But once again, it is just incredible to see that those who are offering a service for this ‘disreputable’ moneymaking initiative are former Nationalist ministers and prominent Nationalist parliamentarians, not only Labourite newbies, with a drive to make a quick killing.

Interestingly a request by this newspaper’s editor to Identity Malta for more data on who exactly has registered foreigners as Maltese citizens has been refused.

As a nation we deserve a stronger and more credible opposition to offer some checks and balances, but the more I see and hear Adrian Delia, the more I see the confused mind and stratagems of Pierre Portelli.

It does not stop here. Many of these new citizens have convenient addresses that are offered by the providers to facilitate their citizenship. And no, Dr Joseph Muscat, it is not an honourable money-making venture.

The same applies to so many other initiatives which are promulgated by only one criterion, that is how much money is left in our coffers. Is this the only reason we create these models? And is there no end to this kind of reasoning? We are infected by this obsession to make a quick buck at all costs.

The news that Mercury House permit was acceded to by the Planning Authority with the blessing of both the PN and PL representatives who happen to be Ryan Callus and Clayton Bartolo, was no surprise. Yet what surprised me is that the only contribution by the developer was €60,000 to the Arts Council.

A request to donate €250,000 to the local community was shot down. Mercury House will have at least 275 apartments and a hotel with 48 rooms. If one takes the apartments to sell for an average of €1.6million each the return for the developers is €440 million apart from all the other trimmings. So what is the friggin’ problem of giving 0.05 percent of all earnings to the community or the country?

Qualcosa che non va…

So instead of convincing our very successful entrepreneurs to come to terms with the community spirit, we devise other methods to make money: a financial hub for high tax rebates for foreign companies and a magnet for colourful figures from the East who want to become Maltese citizens for tax avoidance purposes.

This is a great country and I want to continue living here. I ain’t leaving and I want to die here. I am not going to run away, so I want my children to want to live here and not run away. Most of my friends all have their children living in other countries; the UK, Spain, Australia, Italy and France. Lovely countries, but this is my country. I feel at home here.

Once again Joseph Muscat will address party supporters on Sunday in Mosta and talk about the next generation.

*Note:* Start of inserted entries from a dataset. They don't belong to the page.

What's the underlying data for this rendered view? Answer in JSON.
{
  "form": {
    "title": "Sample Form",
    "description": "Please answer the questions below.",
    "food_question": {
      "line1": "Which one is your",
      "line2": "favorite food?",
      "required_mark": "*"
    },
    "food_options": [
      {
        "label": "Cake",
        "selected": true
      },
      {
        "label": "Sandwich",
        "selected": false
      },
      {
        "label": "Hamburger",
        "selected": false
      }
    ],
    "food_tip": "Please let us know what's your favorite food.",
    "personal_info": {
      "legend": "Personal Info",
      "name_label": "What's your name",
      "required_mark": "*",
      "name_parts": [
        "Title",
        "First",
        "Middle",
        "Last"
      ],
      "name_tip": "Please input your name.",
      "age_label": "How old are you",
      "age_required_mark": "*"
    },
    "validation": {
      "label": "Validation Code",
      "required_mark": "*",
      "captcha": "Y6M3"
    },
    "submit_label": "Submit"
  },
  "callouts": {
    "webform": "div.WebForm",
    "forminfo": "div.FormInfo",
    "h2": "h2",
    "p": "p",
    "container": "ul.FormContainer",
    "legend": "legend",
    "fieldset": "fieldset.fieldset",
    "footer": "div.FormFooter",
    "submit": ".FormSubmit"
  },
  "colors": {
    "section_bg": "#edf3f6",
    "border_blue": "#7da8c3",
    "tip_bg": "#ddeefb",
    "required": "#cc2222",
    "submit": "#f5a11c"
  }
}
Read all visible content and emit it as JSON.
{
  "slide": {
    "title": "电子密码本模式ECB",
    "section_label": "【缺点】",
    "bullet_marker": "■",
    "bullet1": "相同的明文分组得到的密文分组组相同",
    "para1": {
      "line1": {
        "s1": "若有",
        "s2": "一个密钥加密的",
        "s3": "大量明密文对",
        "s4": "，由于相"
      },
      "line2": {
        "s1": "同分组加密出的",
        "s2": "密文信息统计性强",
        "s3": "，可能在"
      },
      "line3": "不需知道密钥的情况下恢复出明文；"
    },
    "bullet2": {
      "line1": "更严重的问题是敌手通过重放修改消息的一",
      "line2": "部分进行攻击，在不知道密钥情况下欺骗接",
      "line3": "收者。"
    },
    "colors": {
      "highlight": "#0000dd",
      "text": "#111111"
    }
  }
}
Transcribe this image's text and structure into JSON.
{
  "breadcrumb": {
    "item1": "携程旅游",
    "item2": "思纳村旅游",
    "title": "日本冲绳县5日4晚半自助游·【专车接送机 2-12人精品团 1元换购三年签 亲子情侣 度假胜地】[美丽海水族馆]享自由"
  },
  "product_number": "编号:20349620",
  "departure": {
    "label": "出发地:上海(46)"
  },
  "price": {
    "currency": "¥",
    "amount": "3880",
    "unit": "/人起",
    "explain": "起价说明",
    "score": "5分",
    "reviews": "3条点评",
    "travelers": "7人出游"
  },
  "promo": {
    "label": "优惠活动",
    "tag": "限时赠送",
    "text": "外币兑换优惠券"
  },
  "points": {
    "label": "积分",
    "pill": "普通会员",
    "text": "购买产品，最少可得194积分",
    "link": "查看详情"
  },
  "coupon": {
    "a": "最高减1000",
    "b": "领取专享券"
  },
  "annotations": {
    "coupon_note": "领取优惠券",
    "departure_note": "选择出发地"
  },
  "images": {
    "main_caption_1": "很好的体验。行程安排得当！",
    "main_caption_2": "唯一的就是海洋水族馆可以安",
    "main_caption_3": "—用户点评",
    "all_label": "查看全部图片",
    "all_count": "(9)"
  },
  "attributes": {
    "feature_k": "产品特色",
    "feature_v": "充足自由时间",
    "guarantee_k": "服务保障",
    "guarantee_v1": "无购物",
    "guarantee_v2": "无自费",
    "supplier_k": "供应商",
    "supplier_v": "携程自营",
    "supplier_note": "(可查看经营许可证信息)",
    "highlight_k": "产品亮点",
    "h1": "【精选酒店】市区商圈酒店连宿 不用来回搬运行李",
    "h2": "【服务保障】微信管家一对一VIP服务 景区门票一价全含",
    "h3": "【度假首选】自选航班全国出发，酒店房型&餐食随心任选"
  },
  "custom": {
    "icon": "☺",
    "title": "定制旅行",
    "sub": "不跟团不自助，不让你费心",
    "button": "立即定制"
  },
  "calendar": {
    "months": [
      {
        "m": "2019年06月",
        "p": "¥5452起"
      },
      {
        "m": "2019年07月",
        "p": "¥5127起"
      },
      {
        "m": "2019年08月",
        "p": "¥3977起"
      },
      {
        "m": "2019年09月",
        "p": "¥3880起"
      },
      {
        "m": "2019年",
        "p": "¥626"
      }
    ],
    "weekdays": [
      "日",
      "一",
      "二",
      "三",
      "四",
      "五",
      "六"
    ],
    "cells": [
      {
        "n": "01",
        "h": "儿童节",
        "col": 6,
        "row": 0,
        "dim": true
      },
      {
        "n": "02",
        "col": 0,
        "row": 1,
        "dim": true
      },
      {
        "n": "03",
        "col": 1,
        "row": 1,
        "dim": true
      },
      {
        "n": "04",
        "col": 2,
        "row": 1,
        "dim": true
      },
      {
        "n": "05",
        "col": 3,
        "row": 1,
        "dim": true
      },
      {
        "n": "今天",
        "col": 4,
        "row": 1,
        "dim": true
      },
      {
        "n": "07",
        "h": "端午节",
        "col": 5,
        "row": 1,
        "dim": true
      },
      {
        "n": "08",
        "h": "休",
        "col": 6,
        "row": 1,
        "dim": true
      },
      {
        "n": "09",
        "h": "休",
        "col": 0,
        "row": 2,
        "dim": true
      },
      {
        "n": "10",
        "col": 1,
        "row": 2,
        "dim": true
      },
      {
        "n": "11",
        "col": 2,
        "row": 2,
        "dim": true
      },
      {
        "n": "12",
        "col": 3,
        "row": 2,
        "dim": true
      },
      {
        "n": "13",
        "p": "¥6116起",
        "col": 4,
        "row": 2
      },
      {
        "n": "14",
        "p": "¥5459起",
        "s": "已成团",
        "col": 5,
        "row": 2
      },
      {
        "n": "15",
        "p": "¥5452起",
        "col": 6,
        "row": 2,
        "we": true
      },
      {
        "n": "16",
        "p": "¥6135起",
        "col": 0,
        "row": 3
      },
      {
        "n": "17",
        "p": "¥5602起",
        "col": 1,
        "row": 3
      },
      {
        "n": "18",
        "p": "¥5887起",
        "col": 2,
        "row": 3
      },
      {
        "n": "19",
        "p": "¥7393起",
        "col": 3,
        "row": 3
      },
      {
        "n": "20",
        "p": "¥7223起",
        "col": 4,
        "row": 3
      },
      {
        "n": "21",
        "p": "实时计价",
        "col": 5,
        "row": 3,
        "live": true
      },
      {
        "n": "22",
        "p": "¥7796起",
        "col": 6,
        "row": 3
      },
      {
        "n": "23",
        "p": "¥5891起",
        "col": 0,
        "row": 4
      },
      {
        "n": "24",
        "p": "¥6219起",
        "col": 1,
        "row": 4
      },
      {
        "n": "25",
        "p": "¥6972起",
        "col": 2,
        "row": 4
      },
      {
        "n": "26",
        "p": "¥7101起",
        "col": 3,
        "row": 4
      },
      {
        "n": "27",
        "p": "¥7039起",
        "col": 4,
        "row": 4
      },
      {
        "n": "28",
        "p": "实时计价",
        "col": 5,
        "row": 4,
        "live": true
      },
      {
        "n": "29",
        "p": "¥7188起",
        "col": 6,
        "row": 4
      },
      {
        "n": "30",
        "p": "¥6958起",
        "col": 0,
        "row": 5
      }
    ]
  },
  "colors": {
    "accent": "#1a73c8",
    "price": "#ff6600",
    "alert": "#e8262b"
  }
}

I will ask him to raise the question of values for the next generation; not the values that Eddie Fenech Adami talked about, but rather the values that are not only measured by wealth, but by cultural standing and education. By the quality of life beyond the concrete jungle devised by horridness of modernity and guided by the greed for more and more money.

I ask you to support me in the #saveourcountryside campaign. Lend your voice to a cause that has only one dividend – a better country.

More in Blogs
One district, to end all districts...
Raphael Vassallo
Labour’s metamorphosis
Michael Falzon
The world can allow itself to start hoping again
Managing a fiasco
Saviour Balzan